Dataset entries
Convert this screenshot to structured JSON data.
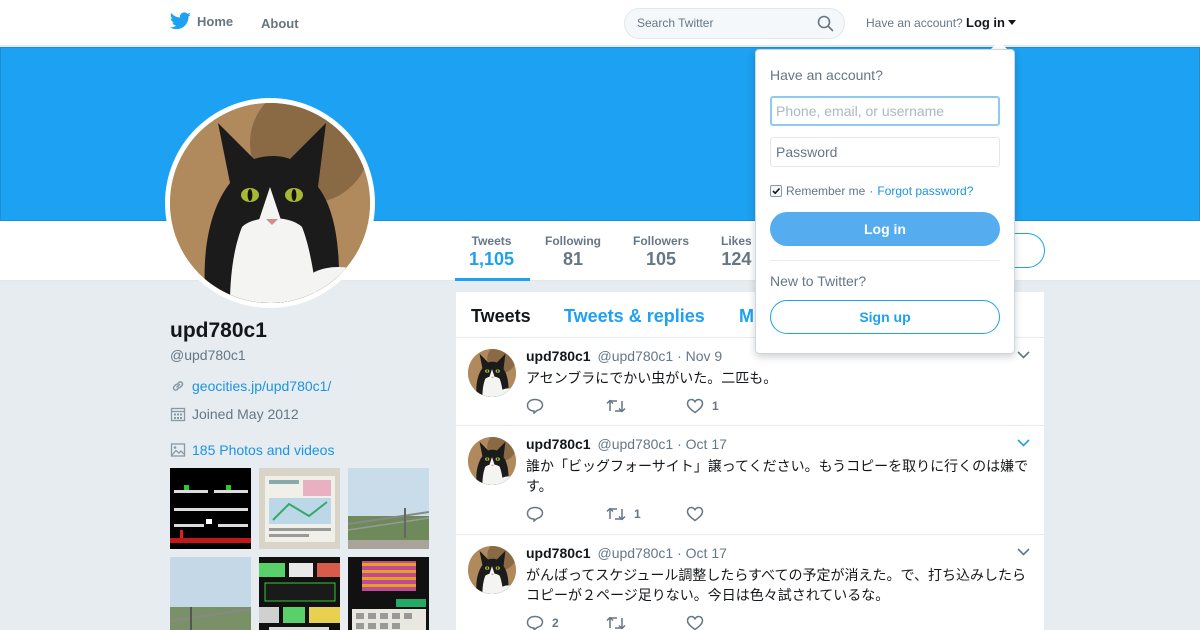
{
  "nav": {
    "home_label": "Home",
    "about_label": "About",
    "search_placeholder": "Search Twitter",
    "have_account": "Have an account?",
    "login_label": "Log in"
  },
  "profile": {
    "display_name": "upd780c1",
    "handle": "@upd780c1",
    "website": "geocities.jp/upd780c1/",
    "joined": "Joined May 2012",
    "photos_link": "185 Photos and videos"
  },
  "stats": [
    {
      "label": "Tweets",
      "value": "1,105",
      "active": true
    },
    {
      "label": "Following",
      "value": "81"
    },
    {
      "label": "Followers",
      "value": "105"
    },
    {
      "label": "Likes",
      "value": "124"
    }
  ],
  "timeline_tabs": [
    {
      "label": "Tweets",
      "active": true
    },
    {
      "label": "Tweets & replies"
    },
    {
      "label": "M"
    }
  ],
  "tweets": [
    {
      "name": "upd780c1",
      "handle": "@upd780c1",
      "time": "· Nov 9",
      "text": "アセンブラにでかい虫がいた。二匹も。",
      "reply_count": "",
      "retweet_count": "",
      "like_count": "1"
    },
    {
      "name": "upd780c1",
      "handle": "@upd780c1",
      "time": "· Oct 17",
      "text": "誰か「ビッグフォーサイト」譲ってください。もうコピーを取りに行くのは嫌です。",
      "reply_count": "",
      "retweet_count": "1",
      "like_count": ""
    },
    {
      "name": "upd780c1",
      "handle": "@upd780c1",
      "time": "· Oct 17",
      "text": "がんばってスケジュール調整したらすべての予定が消えた。で、打ち込みしたらコピーが２ページ足りない。今日は色々試されているな。",
      "reply_count": "2",
      "retweet_count": "",
      "like_count": ""
    }
  ],
  "login_dropdown": {
    "title": "Have an account?",
    "username_placeholder": "Phone, email, or username",
    "password_placeholder": "Password",
    "remember_me": "Remember me",
    "separator": " · ",
    "forgot_password": "Forgot password?",
    "login_button": "Log in",
    "new_to_twitter": "New to Twitter?",
    "signup_button": "Sign up"
  },
  "colors": {
    "brand_blue": "#1da1f2",
    "login_button": "#55acee",
    "link": "#1b95e0"
  }
}
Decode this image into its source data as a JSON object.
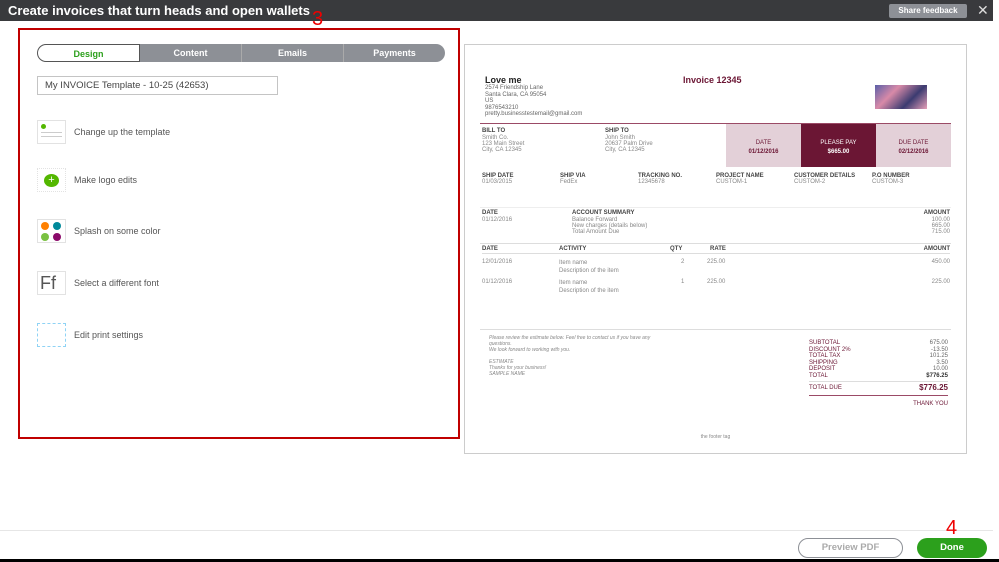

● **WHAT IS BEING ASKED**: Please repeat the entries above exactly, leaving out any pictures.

● **OUTPUT FOR THIS EXERCISE**:
Convert this screenshot to structured JSON data.
{
  "nav": {
    "home_label": "Home",
    "about_label": "About",
    "search_placeholder": "Search Twitter",
    "have_account": "Have an account?",
    "login_label": "Log in"
  },
  "profile": {
    "display_name": "upd780c1",
    "handle": "@upd780c1",
    "website": "geocities.jp/upd780c1/",
    "joined": "Joined May 2012",
    "photos_link": "185 Photos and videos"
  },
  "stats": [
    {
      "label": "Tweets",
      "value": "1,105",
      "active": true
    },
    {
      "label": "Following",
      "value": "81"
    },
    {
      "label": "Followers",
      "value": "105"
    },
    {
      "label": "Likes",
      "value": "124"
    }
  ],
  "timeline_tabs": [
    {
      "label": "Tweets",
      "active": true
    },
    {
      "label": "Tweets & replies"
    },
    {
      "label": "M"
    }
  ],
  "tweets": [
    {
      "name": "upd780c1",
      "handle": "@upd780c1",
      "time": "· Nov 9",
      "text": "アセンブラにでかい虫がいた。二匹も。",
      "reply_count": "",
      "retweet_count": "",
      "like_count": "1"
    },
    {
      "name": "upd780c1",
      "handle": "@upd780c1",
      "time": "· Oct 17",
      "text": "誰か「ビッグフォーサイト」譲ってください。もうコピーを取りに行くのは嫌です。",
      "reply_count": "",
      "retweet_count": "1",
      "like_count": ""
    },
    {
      "name": "upd780c1",
      "handle": "@upd780c1",
      "time": "· Oct 17",
      "text": "がんばってスケジュール調整したらすべての予定が消えた。で、打ち込みしたらコピーが２ページ足りない。今日は色々試されているな。",
      "reply_count": "2",
      "retweet_count": "",
      "like_count": ""
    }
  ],
  "login_dropdown": {
    "title": "Have an account?",
    "username_placeholder": "Phone, email, or username",
    "password_placeholder": "Password",
    "remember_me": "Remember me",
    "separator": " · ",
    "forgot_password": "Forgot password?",
    "login_button": "Log in",
    "new_to_twitter": "New to Twitter?",
    "signup_button": "Sign up"
  },
  "colors": {
    "brand_blue": "#1da1f2",
    "login_button": "#55acee",
    "link": "#1b95e0"
  }
}
Decode this image into its source data as a JSON object.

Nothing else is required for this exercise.